A program developed by Stanford historians that asks students to analyze primary sources can “deepen students’ content knowledge, help them think like historians, and also build their reading comprehension,” reports Ed Week.
The Reading Like a Historian program, a set of 75 free secondary school lessons in U.S. history, is getting a new wave of attention as teachers adapt to the Common Core State Standards in English/language arts. Those guidelines, adopted by all but four states, demand that teachers of all subjects help students learn to master challenging nonfiction and build strong arguments based on evidence.
In a 2008 experiment in 10 San Francisco high school U.S. history classes, teachers using Reading Like a Historian outperformed the control group in factual knowledge, reading comprehension and analytical skills.
The program takes primary-source documents as its centerpiece and shifts textbooks into a supporting role. Each lesson begins with a question, such as, “How should we remember the dropping of the atomic bomb?” or “Did Pocahontas save John Smith’s life?” Students must dig into letters, articles, speeches, and other documents to understand events and develop interpretations buttressed by evidence from what they read.
Teachers trained in the approach focus heavily on four key skills: “sourcing,” to gauge how authors’ viewpoints and reasons for writing affect their accounts of events; “contextualization,” to get a full picture of what was happening at the time; “corroboration,” to help students sort out contradictory anecdotes and facts; and “close reading,” to help them absorb text slowly and deeply, parsing words and sentences for meaning.
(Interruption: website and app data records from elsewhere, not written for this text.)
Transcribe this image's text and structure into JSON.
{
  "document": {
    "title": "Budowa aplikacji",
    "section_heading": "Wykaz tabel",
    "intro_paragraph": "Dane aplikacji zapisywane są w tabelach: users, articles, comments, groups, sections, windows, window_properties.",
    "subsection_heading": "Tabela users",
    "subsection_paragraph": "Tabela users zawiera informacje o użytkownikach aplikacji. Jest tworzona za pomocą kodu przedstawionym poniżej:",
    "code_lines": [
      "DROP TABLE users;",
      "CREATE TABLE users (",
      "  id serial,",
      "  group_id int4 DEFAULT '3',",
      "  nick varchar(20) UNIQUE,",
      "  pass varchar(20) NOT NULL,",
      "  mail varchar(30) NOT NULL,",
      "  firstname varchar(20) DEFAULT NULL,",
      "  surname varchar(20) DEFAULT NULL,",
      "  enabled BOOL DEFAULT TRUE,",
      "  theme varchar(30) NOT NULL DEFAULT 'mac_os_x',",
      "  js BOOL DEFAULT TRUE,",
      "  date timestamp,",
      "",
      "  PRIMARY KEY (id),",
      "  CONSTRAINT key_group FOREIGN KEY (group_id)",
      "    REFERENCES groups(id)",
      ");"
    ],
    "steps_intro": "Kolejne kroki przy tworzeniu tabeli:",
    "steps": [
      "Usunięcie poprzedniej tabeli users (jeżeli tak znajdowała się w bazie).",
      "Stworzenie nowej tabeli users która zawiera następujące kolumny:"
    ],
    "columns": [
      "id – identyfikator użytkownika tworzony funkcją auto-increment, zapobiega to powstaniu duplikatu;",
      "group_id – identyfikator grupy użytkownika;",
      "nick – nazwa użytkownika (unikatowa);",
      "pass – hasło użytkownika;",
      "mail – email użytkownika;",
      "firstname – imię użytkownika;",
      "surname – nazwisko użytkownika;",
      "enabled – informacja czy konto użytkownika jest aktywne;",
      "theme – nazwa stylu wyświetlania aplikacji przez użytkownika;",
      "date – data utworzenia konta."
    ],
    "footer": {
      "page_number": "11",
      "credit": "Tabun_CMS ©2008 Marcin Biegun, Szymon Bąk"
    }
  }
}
The Stanford historians adapted the documents to help weak readers. “They shortened them, simplified syntax and vocabulary, and added word definitions,” reports Ed Week.